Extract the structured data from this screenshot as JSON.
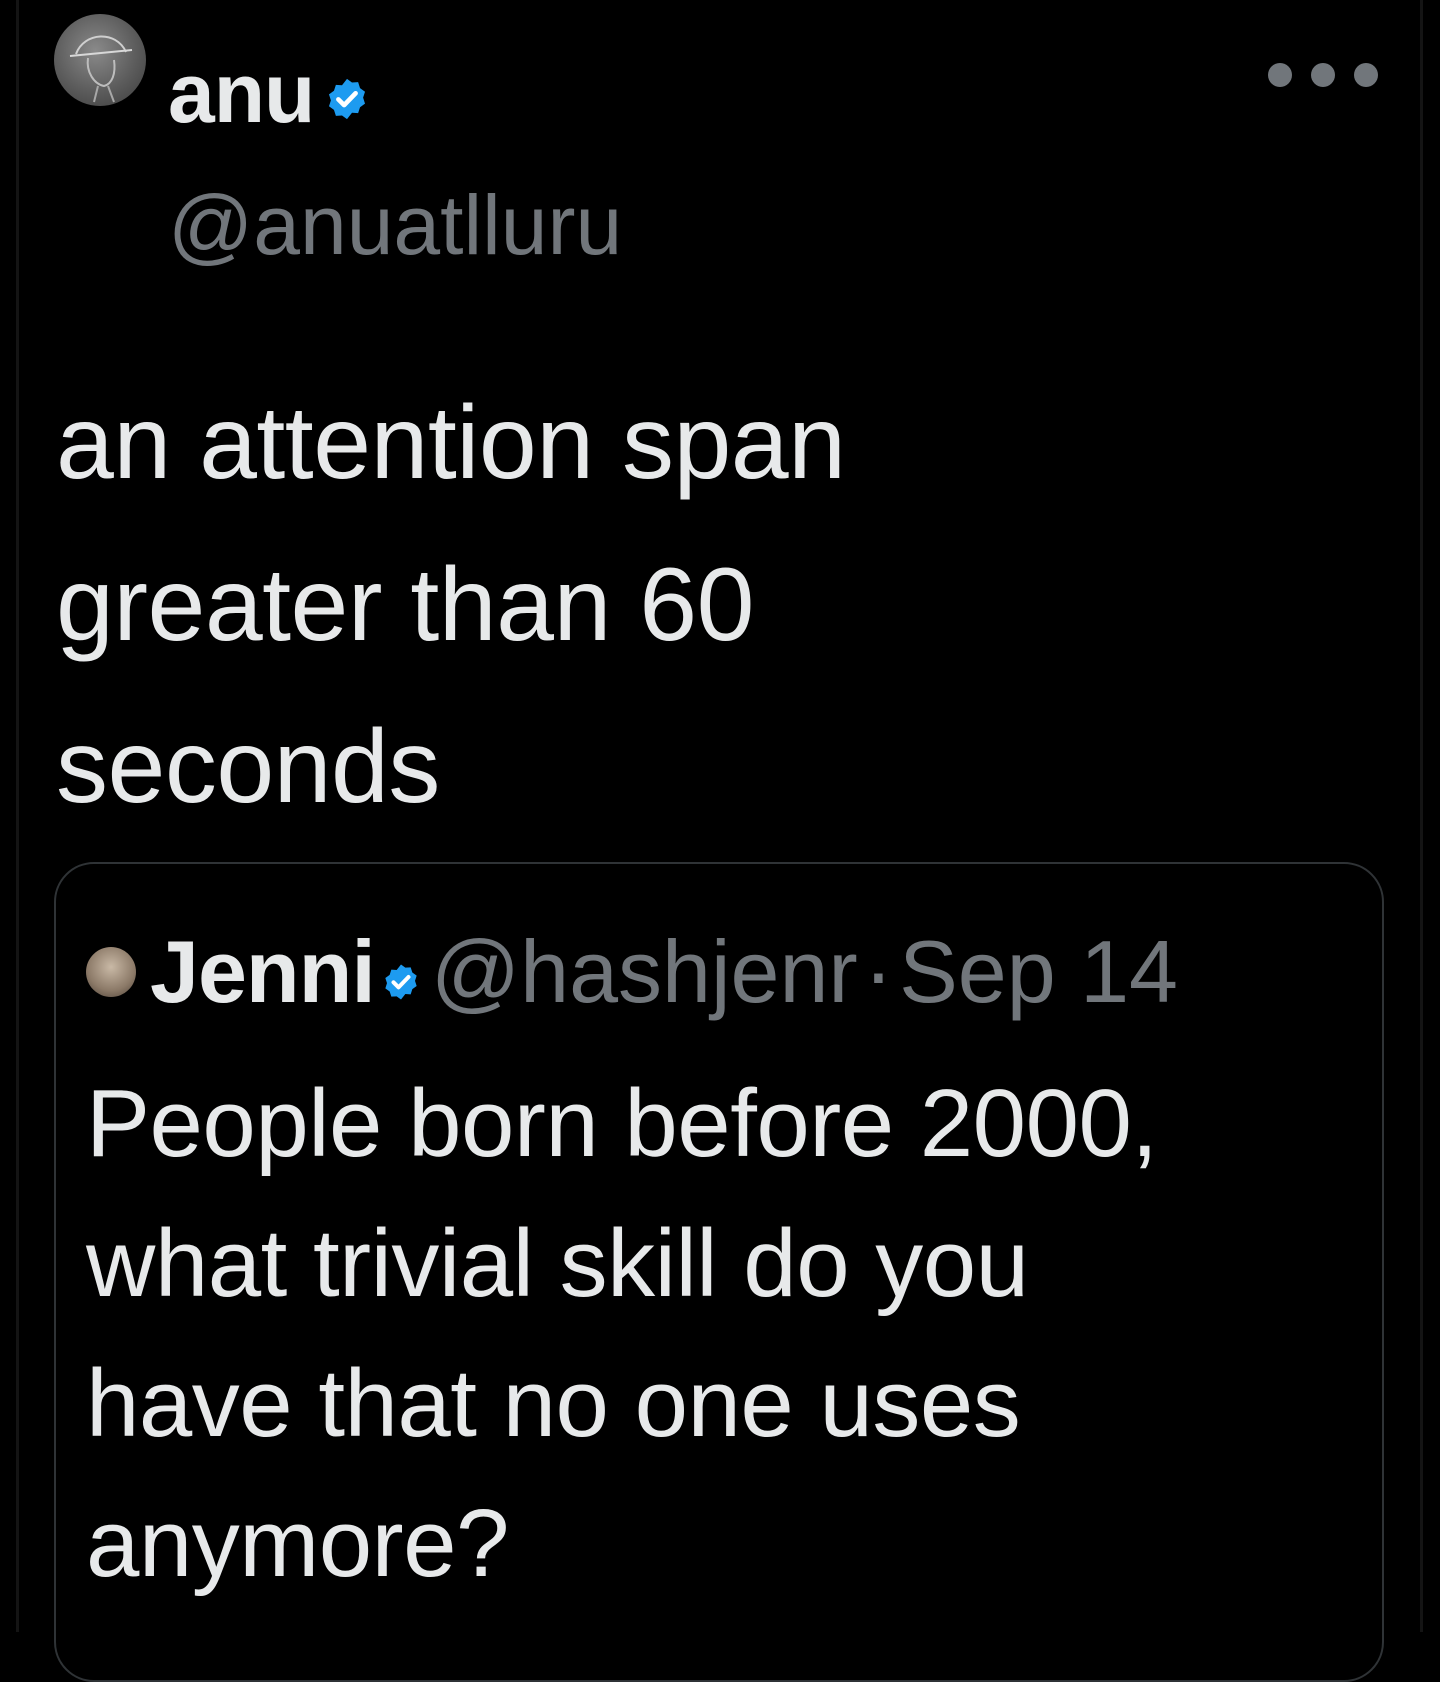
{
  "tweet": {
    "display_name": "anu",
    "handle": "@anuatlluru",
    "verified": true,
    "text_lines": [
      "an attention span",
      "greater than 60",
      "seconds"
    ]
  },
  "quoted_tweet": {
    "display_name": "Jenni",
    "handle": "@hashjenr",
    "separator": "·",
    "date": "Sep 14",
    "verified": true,
    "text_lines": [
      "People born before 2000,",
      "what trivial skill do you",
      "have that no one uses",
      "anymore?"
    ]
  },
  "colors": {
    "background": "#000000",
    "primary_text": "#e7e9ea",
    "secondary_text": "#71767b",
    "verified_badge": "#1d9bf0",
    "card_border": "#2f3336"
  },
  "icons": {
    "verified": "verified-badge-icon",
    "more": "more-options-icon"
  }
}
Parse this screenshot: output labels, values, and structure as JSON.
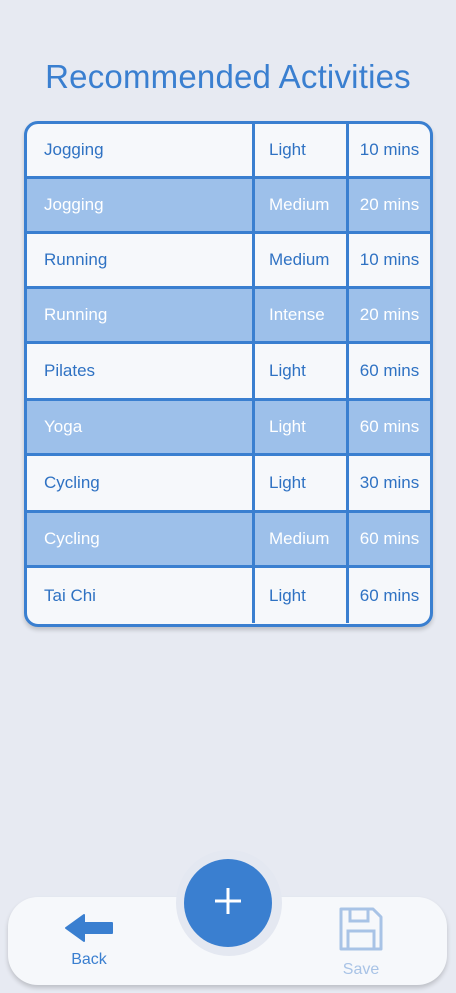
{
  "title": "Recommended Activities",
  "activities": [
    {
      "name": "Jogging",
      "level": "Light",
      "duration": "10 mins"
    },
    {
      "name": "Jogging",
      "level": "Medium",
      "duration": "20 mins"
    },
    {
      "name": "Running",
      "level": "Medium",
      "duration": "10 mins"
    },
    {
      "name": "Running",
      "level": "Intense",
      "duration": "20 mins"
    },
    {
      "name": "Pilates",
      "level": "Light",
      "duration": "60 mins"
    },
    {
      "name": "Yoga",
      "level": "Light",
      "duration": "60 mins"
    },
    {
      "name": "Cycling",
      "level": "Light",
      "duration": "30 mins"
    },
    {
      "name": "Cycling",
      "level": "Medium",
      "duration": "60 mins"
    },
    {
      "name": "Tai Chi",
      "level": "Light",
      "duration": "60 mins"
    }
  ],
  "bottom_nav": {
    "back_label": "Back",
    "back_icon": "arrow-left-icon",
    "add_icon": "plus-icon",
    "save_label": "Save",
    "save_icon": "floppy-disk-icon"
  },
  "colors": {
    "accent": "#3a7fd0",
    "row_highlight": "#9dc0ea",
    "background": "#e7eaf2",
    "save_disabled": "#a8c3e6"
  }
}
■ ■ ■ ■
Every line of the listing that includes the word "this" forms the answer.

Extract the structured data from this screenshot as JSON.
Parse this screenshot: output labels, values, and structure as JSON.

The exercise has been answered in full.